This concept actually has a sort-of parallel in science. Ever wonder how your GPS figures out—from the near-infinite number of routes available—what is the fastest route?
The science of algorithm development is amazing and subtle. Often, the idea is not to concentrate on how long a particular task takes, but how the analysis scales proportionally to the size of the dataset. The important thing is to get to the essence of the math so you can throw out the parts that only have a minor effect on the end result. (If you’re techy enough to want to know more about the mathematics of all this, try this article as a starter and don’t blame me if you fall in a hole you cannot crawl out of!)

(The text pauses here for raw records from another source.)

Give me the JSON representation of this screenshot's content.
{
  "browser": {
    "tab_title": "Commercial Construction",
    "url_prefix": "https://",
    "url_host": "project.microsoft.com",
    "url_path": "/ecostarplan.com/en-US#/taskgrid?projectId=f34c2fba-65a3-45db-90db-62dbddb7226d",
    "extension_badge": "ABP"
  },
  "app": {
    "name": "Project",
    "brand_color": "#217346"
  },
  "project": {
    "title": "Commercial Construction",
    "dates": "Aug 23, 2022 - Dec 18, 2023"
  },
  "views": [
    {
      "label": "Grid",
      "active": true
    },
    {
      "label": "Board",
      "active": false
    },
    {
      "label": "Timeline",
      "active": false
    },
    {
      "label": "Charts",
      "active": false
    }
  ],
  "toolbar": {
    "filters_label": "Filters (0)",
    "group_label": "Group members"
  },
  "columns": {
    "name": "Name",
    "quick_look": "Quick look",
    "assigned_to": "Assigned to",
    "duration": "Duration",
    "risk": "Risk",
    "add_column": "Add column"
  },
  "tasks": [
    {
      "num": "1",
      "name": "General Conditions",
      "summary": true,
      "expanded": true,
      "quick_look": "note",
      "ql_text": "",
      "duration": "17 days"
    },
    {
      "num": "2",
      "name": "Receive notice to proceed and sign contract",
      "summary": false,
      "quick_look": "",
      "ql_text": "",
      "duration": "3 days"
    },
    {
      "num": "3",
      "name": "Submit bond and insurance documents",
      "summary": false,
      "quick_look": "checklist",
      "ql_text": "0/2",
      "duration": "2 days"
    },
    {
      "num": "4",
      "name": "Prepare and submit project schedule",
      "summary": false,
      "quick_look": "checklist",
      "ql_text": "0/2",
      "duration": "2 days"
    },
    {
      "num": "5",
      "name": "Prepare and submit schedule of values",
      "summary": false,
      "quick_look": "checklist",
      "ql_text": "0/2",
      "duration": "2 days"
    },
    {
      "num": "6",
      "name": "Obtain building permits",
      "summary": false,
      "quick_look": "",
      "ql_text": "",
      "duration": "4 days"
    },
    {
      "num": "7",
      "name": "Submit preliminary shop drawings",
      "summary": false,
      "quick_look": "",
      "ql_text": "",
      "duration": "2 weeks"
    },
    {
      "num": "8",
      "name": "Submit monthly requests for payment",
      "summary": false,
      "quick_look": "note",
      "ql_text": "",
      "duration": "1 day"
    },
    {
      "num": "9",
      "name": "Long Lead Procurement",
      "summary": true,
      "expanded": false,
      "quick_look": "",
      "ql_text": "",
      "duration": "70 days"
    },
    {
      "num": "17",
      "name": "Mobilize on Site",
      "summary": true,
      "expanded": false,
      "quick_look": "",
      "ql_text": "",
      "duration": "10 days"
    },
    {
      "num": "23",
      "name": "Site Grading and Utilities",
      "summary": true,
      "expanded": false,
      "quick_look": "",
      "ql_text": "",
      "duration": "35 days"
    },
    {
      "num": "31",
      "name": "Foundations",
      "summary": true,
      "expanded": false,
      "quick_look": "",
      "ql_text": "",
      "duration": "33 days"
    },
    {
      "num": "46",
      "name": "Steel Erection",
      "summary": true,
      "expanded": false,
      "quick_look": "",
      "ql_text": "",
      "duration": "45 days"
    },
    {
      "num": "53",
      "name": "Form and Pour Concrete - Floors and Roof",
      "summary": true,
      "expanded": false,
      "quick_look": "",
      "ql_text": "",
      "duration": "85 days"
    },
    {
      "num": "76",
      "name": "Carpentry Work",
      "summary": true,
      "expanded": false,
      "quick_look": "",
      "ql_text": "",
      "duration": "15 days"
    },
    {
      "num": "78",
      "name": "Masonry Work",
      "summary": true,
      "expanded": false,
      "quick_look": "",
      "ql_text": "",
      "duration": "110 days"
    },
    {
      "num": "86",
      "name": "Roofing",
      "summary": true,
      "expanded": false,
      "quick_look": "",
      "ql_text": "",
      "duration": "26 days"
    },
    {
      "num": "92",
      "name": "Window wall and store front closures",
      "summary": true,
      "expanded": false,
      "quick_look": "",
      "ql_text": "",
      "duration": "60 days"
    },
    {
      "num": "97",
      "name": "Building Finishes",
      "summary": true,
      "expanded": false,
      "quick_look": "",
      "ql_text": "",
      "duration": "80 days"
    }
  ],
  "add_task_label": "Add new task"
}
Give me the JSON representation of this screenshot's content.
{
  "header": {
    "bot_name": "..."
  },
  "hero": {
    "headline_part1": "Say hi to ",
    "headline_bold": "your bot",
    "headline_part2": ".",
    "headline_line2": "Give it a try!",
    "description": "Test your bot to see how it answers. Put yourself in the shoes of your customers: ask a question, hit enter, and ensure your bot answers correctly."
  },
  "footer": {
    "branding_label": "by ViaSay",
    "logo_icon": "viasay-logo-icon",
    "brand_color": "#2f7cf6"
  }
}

Thank you for reading Big Thetas, Omegas and O’s. I humbly appreciate your visiting the Book of Pain, and as always, I look forward to your comments.
The photograph was taken at home and is a macro study of a leaf of red cabbage. To see my photography blog, please visit the Book of Bokeh.
Photograph, poem and notes © John Etheridge; all rights reserved. The poem and accompanying notes are licensed under the Creative Commons Attribution-Noncommercial-No Derivative Works 3.0 Unported License. This applies to all original written work found on this site, unless noted otherwise. The attribution claimed under the license is: © John Etheridge, https://bookofpain.wordpress.com. The photograph is not licensed for use in any way without the expressed consent of its creator.